Pennsylvania lawmakers and activists are pushing for regulation of a substance similar to cannabis called delta-8 that has seen increasing popularity for residents due to bureaucratic hurdles in obtaining a medical cannabis license and its accessibility as part of a burgeoning informal economy in the state.
Despite its availability for purchase, delta-8 is unregulated when it comes to testing for harmful materials like lead, mercury, and more, with the Food and Drug Administration noting that it poses “serious health risks” due to a lack of quality control.
National poison control centers received 2,362 calls relating to delta-8 over the span of January 2021 to March 2022, with the majority of 40 percent of calls being about “unintentional exposure” involving pediatric patients.

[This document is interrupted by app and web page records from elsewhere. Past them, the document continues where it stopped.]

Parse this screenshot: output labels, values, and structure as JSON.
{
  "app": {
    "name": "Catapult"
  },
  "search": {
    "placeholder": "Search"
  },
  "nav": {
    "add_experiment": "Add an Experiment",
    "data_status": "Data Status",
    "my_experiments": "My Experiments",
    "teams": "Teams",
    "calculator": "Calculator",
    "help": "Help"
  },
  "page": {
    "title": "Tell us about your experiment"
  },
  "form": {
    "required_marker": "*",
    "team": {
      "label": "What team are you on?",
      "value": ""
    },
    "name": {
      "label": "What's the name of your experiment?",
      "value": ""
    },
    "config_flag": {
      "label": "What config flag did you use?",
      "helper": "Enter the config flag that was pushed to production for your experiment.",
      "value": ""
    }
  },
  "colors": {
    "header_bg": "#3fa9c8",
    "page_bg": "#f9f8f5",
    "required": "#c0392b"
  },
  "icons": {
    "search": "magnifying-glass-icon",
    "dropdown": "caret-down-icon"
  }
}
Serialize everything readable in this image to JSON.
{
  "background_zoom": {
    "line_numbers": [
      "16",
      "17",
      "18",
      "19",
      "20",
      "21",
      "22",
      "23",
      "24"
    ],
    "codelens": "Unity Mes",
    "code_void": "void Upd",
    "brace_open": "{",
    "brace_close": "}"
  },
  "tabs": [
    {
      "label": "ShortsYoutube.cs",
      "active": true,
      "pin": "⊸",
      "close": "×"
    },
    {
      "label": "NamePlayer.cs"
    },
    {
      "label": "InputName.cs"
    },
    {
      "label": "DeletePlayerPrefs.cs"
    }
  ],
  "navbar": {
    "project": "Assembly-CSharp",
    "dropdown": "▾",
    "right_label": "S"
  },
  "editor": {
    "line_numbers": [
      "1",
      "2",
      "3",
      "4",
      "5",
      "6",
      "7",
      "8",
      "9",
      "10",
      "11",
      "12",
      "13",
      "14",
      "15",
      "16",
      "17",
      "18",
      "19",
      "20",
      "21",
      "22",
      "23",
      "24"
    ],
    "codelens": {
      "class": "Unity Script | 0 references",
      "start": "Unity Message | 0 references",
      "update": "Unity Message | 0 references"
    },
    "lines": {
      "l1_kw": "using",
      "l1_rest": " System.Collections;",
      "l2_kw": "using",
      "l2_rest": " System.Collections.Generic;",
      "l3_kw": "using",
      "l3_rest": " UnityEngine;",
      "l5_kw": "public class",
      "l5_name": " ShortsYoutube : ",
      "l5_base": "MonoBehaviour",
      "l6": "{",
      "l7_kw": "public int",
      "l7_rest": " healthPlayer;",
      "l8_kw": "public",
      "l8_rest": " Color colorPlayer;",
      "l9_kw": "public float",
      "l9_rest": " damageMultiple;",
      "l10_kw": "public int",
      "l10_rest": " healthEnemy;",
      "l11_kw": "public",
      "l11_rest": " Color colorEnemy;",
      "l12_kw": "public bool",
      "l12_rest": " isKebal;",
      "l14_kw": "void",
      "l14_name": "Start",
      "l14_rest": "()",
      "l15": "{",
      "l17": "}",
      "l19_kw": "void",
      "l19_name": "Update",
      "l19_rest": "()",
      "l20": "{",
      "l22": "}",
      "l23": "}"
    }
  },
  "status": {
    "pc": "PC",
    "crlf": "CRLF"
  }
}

The intent behind Senator Judy Schwank’s plans to introduce legislation, which seeks to regulate instead of ban delta-8, was motivated by children and teens accessing these products.
“My concern initially came from the fact that there may be youth that are using this product as an alternative to recreational marijuana to get high,” said Schwank, noting that they “may inadvertently be poisoning themselves with other products that are inside.”
Delta-8 is a cannabinoid derived from hemp, and produces milder effects than delta-9, the main proponent in traditional cannabis which produces psychoactive effects. This lower entry point makes delta-8 more popular with older residents and people newer to cannabis, though it places an unknown health risk onto those consumers.
Delta-8 was first unintentionally licensed for sale in 2018 under a bill from congress legalizing hemp production, with lawmakers not anticipating that other cannabinoid derivatives were being sought after for sale.
Chemists producing medical or recreational cannabis in legal states are subject to testing processes that make sure additional solvents are removed and reactions are safe. But for delta-8 manufacturers, these tests are optional, creating a difficult situation where it may be safer for consumers’ health to purchase cannabis illegally than to turn to delta-8 from a store.
“Certainly it’s cheaper to not have an added step in your process. This would require extra equipment and time,” noted Lauren Vrabel, a cannabis pharmacist, “we don’t know if companies are doing this or not.”
“I am a big advocate of delta-8 as a potential therapeutic and recreational product,” said Chris Hudalla, a chemist working for a Massachusetts-based cannabis testing company. “I am just not an advocate for using consumers as guinea pigs for novel chemical compounds that have not yet been tested.”
The legality of delta-8 is not fully agreed upon, with some contending that the federal law doesn’t allow for legal sale. Still, that hasn’t stopped the widespread sale of the product in the state everywhere from gas stations to campus delivery services.
Under Pennsylvania state law, delta-8, whether extracted from hemp or not, is considered a Schedule 1 controlled substance. The Pennsylvania District Attorneys Association noted, “while possessing, selling, manufacturing, or possessing with the intent to sell or manufacture delta-8 may not constitute a violation of federal law, it unambiguously constitutes a violation of Pennsylvania law.
But the association also noted that as far as they’re aware, there have been no arrests made for the possession of delta-8, though some counties are attempting to remove sale of the product.